REQUIREMENT: Each entry, in full: copy it out exactly.

Website and app data records:
▼▼▼

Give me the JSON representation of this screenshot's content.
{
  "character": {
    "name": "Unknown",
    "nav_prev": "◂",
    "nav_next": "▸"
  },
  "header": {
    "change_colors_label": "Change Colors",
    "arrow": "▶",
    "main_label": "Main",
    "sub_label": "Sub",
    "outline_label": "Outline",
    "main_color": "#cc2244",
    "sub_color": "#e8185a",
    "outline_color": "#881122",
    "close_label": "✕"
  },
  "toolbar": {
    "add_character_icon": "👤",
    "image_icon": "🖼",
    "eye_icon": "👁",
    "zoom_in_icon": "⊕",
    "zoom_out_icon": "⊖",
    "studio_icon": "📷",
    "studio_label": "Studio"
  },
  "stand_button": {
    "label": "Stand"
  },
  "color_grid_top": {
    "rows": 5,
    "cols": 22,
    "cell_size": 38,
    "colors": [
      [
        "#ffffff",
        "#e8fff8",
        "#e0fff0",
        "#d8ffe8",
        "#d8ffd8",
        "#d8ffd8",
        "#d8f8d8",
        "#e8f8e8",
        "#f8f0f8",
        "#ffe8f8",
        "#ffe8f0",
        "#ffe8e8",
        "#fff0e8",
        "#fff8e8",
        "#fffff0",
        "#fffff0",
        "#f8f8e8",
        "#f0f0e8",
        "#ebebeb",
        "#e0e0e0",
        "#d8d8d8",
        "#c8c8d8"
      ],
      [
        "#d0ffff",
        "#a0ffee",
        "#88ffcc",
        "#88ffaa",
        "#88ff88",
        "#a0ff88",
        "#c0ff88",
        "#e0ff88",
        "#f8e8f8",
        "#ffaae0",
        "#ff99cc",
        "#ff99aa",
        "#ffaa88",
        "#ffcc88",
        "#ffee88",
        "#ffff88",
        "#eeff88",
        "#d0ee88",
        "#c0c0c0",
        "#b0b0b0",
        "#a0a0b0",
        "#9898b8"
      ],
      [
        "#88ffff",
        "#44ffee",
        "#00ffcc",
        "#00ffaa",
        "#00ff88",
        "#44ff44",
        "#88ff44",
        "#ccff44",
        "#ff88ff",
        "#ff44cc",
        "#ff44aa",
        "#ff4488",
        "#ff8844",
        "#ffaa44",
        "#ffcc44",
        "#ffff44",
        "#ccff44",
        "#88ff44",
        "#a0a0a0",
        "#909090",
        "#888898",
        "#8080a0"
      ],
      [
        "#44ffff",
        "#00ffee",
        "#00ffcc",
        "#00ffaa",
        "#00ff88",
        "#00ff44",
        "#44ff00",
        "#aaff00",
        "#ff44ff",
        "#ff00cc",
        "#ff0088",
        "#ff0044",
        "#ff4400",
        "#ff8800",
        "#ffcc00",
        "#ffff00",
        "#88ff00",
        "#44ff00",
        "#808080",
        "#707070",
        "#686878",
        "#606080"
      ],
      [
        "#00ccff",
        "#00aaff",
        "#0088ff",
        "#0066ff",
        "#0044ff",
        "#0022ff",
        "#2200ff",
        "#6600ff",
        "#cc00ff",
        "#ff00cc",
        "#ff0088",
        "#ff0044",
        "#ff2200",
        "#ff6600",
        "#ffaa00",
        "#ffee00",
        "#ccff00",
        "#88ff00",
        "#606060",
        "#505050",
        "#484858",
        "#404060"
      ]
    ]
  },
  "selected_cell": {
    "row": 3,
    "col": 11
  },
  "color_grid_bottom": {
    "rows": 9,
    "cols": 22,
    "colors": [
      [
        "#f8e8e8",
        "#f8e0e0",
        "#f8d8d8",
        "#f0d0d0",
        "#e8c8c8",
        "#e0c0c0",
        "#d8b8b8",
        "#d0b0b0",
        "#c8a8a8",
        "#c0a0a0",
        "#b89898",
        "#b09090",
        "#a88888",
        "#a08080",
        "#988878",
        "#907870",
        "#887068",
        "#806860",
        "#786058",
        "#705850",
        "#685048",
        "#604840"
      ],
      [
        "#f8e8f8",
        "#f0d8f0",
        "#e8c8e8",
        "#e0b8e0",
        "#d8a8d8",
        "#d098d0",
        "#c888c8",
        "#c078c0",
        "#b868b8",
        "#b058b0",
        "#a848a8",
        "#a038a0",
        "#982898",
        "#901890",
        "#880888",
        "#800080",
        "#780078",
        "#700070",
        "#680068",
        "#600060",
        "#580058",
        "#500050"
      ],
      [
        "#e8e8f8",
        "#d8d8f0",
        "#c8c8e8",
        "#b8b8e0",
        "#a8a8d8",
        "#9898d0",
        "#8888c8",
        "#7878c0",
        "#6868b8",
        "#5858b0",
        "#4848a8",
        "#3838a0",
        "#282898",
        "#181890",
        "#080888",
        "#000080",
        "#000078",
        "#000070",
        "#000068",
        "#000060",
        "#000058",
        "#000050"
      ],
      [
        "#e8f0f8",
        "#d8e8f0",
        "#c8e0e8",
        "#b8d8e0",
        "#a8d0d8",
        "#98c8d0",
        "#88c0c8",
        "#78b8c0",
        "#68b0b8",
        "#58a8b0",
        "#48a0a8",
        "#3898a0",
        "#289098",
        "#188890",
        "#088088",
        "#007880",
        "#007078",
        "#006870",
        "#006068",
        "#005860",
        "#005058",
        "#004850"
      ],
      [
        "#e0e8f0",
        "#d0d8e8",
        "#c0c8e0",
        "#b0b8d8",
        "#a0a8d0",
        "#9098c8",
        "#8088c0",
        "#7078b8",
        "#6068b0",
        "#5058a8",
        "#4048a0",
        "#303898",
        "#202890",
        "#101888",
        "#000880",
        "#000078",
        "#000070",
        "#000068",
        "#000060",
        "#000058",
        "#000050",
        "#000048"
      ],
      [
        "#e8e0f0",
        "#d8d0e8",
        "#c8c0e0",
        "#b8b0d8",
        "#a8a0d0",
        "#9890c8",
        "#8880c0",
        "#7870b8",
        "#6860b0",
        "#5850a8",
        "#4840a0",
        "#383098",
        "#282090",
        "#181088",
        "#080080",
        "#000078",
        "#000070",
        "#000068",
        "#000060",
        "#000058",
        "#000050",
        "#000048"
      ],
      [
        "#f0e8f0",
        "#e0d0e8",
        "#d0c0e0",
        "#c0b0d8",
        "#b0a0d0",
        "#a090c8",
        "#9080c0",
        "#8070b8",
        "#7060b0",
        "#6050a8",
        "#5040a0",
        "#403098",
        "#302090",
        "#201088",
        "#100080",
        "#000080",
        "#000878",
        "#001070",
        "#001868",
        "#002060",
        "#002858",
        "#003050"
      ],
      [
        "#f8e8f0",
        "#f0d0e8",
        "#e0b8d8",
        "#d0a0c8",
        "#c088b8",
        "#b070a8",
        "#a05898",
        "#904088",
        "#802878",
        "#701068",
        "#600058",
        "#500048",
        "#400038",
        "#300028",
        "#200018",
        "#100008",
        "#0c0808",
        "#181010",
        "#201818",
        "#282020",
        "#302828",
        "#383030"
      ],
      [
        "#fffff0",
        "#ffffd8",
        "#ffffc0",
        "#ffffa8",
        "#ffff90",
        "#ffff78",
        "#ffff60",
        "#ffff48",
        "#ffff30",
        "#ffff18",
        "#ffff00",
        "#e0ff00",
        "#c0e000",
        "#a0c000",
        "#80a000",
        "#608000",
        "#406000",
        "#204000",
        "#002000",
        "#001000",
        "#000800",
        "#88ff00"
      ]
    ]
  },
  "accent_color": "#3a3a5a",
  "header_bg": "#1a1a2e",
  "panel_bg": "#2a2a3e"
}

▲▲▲

OUTPUT BELOW:
Give me the JSON representation of this screenshot's content.
{
  "character": {
    "name": "Unknown",
    "nav_prev": "◂",
    "nav_next": "▸"
  },
  "header": {
    "change_colors_label": "Change Colors",
    "arrow": "▶",
    "main_label": "Main",
    "sub_label": "Sub",
    "outline_label": "Outline",
    "main_color": "#cc2244",
    "sub_color": "#e8185a",
    "outline_color": "#881122",
    "close_label": "✕"
  },
  "toolbar": {
    "add_character_icon": "👤",
    "image_icon": "🖼",
    "eye_icon": "👁",
    "zoom_in_icon": "⊕",
    "zoom_out_icon": "⊖",
    "studio_icon": "📷",
    "studio_label": "Studio"
  },
  "stand_button": {
    "label": "Stand"
  },
  "color_grid_top": {
    "rows": 5,
    "cols": 22,
    "cell_size": 38,
    "colors": [
      [
        "#ffffff",
        "#e8fff8",
        "#e0fff0",
        "#d8ffe8",
        "#d8ffd8",
        "#d8ffd8",
        "#d8f8d8",
        "#e8f8e8",
        "#f8f0f8",
        "#ffe8f8",
        "#ffe8f0",
        "#ffe8e8",
        "#fff0e8",
        "#fff8e8",
        "#fffff0",
        "#fffff0",
        "#f8f8e8",
        "#f0f0e8",
        "#ebebeb",
        "#e0e0e0",
        "#d8d8d8",
        "#c8c8d8"
      ],
      [
        "#d0ffff",
        "#a0ffee",
        "#88ffcc",
        "#88ffaa",
        "#88ff88",
        "#a0ff88",
        "#c0ff88",
        "#e0ff88",
        "#f8e8f8",
        "#ffaae0",
        "#ff99cc",
        "#ff99aa",
        "#ffaa88",
        "#ffcc88",
        "#ffee88",
        "#ffff88",
        "#eeff88",
        "#d0ee88",
        "#c0c0c0",
        "#b0b0b0",
        "#a0a0b0",
        "#9898b8"
      ],
      [
        "#88ffff",
        "#44ffee",
        "#00ffcc",
        "#00ffaa",
        "#00ff88",
        "#44ff44",
        "#88ff44",
        "#ccff44",
        "#ff88ff",
        "#ff44cc",
        "#ff44aa",
        "#ff4488",
        "#ff8844",
        "#ffaa44",
        "#ffcc44",
        "#ffff44",
        "#ccff44",
        "#88ff44",
        "#a0a0a0",
        "#909090",
        "#888898",
        "#8080a0"
      ],
      [
        "#44ffff",
        "#00ffee",
        "#00ffcc",
        "#00ffaa",
        "#00ff88",
        "#00ff44",
        "#44ff00",
        "#aaff00",
        "#ff44ff",
        "#ff00cc",
        "#ff0088",
        "#ff0044",
        "#ff4400",
        "#ff8800",
        "#ffcc00",
        "#ffff00",
        "#88ff00",
        "#44ff00",
        "#808080",
        "#707070",
        "#686878",
        "#606080"
      ],
      [
        "#00ccff",
        "#00aaff",
        "#0088ff",
        "#0066ff",
        "#0044ff",
        "#0022ff",
        "#2200ff",
        "#6600ff",
        "#cc00ff",
        "#ff00cc",
        "#ff0088",
        "#ff0044",
        "#ff2200",
        "#ff6600",
        "#ffaa00",
        "#ffee00",
        "#ccff00",
        "#88ff00",
        "#606060",
        "#505050",
        "#484858",
        "#404060"
      ]
    ]
  },
  "selected_cell": {
    "row": 3,
    "col": 11
  },
  "color_grid_bottom": {
    "rows": 9,
    "cols": 22,
    "colors": [
      [
        "#f8e8e8",
        "#f8e0e0",
        "#f8d8d8",
        "#f0d0d0",
        "#e8c8c8",
        "#e0c0c0",
        "#d8b8b8",
        "#d0b0b0",
        "#c8a8a8",
        "#c0a0a0",
        "#b89898",
        "#b09090",
        "#a88888",
        "#a08080",
        "#988878",
        "#907870",
        "#887068",
        "#806860",
        "#786058",
        "#705850",
        "#685048",
        "#604840"
      ],
      [
        "#f8e8f8",
        "#f0d8f0",
        "#e8c8e8",
        "#e0b8e0",
        "#d8a8d8",
        "#d098d0",
        "#c888c8",
        "#c078c0",
        "#b868b8",
        "#b058b0",
        "#a848a8",
        "#a038a0",
        "#982898",
        "#901890",
        "#880888",
        "#800080",
        "#780078",
        "#700070",
        "#680068",
        "#600060",
        "#580058",
        "#500050"
      ],
      [
        "#e8e8f8",
        "#d8d8f0",
        "#c8c8e8",
        "#b8b8e0",
        "#a8a8d8",
        "#9898d0",
        "#8888c8",
        "#7878c0",
        "#6868b8",
        "#5858b0",
        "#4848a8",
        "#3838a0",
        "#282898",
        "#181890",
        "#080888",
        "#000080",
        "#000078",
        "#000070",
        "#000068",
        "#000060",
        "#000058",
        "#000050"
      ],
      [
        "#e8f0f8",
        "#d8e8f0",
        "#c8e0e8",
        "#b8d8e0",
        "#a8d0d8",
        "#98c8d0",
        "#88c0c8",
        "#78b8c0",
        "#68b0b8",
        "#58a8b0",
        "#48a0a8",
        "#3898a0",
        "#289098",
        "#188890",
        "#088088",
        "#007880",
        "#007078",
        "#006870",
        "#006068",
        "#005860",
        "#005058",
        "#004850"
      ],
      [
        "#e0e8f0",
        "#d0d8e8",
        "#c0c8e0",
        "#b0b8d8",
        "#a0a8d0",
        "#9098c8",
        "#8088c0",
        "#7078b8",
        "#6068b0",
        "#5058a8",
        "#4048a0",
        "#303898",
        "#202890",
        "#101888",
        "#000880",
        "#000078",
        "#000070",
        "#000068",
        "#000060",
        "#000058",
        "#000050",
        "#000048"
      ],
      [
        "#e8e0f0",
        "#d8d0e8",
        "#c8c0e0",
        "#b8b0d8",
        "#a8a0d0",
        "#9890c8",
        "#8880c0",
        "#7870b8",
        "#6860b0",
        "#5850a8",
        "#4840a0",
        "#383098",
        "#282090",
        "#181088",
        "#080080",
        "#000078",
        "#000070",
        "#000068",
        "#000060",
        "#000058",
        "#000050",
        "#000048"
      ],
      [
        "#f0e8f0",
        "#e0d0e8",
        "#d0c0e0",
        "#c0b0d8",
        "#b0a0d0",
        "#a090c8",
        "#9080c0",
        "#8070b8",
        "#7060b0",
        "#6050a8",
        "#5040a0",
        "#403098",
        "#302090",
        "#201088",
        "#100080",
        "#000080",
        "#000878",
        "#001070",
        "#001868",
        "#002060",
        "#002858",
        "#003050"
      ],
      [
        "#f8e8f0",
        "#f0d0e8",
        "#e0b8d8",
        "#d0a0c8",
        "#c088b8",
        "#b070a8",
        "#a05898",
        "#904088",
        "#802878",
        "#701068",
        "#600058",
        "#500048",
        "#400038",
        "#300028",
        "#200018",
        "#100008",
        "#0c0808",
        "#181010",
        "#201818",
        "#282020",
        "#302828",
        "#383030"
      ],
      [
        "#fffff0",
        "#ffffd8",
        "#ffffc0",
        "#ffffa8",
        "#ffff90",
        "#ffff78",
        "#ffff60",
        "#ffff48",
        "#ffff30",
        "#ffff18",
        "#ffff00",
        "#e0ff00",
        "#c0e000",
        "#a0c000",
        "#80a000",
        "#608000",
        "#406000",
        "#204000",
        "#002000",
        "#001000",
        "#000800",
        "#88ff00"
      ]
    ]
  },
  "accent_color": "#3a3a5a",
  "header_bg": "#1a1a2e",
  "panel_bg": "#2a2a3e"
}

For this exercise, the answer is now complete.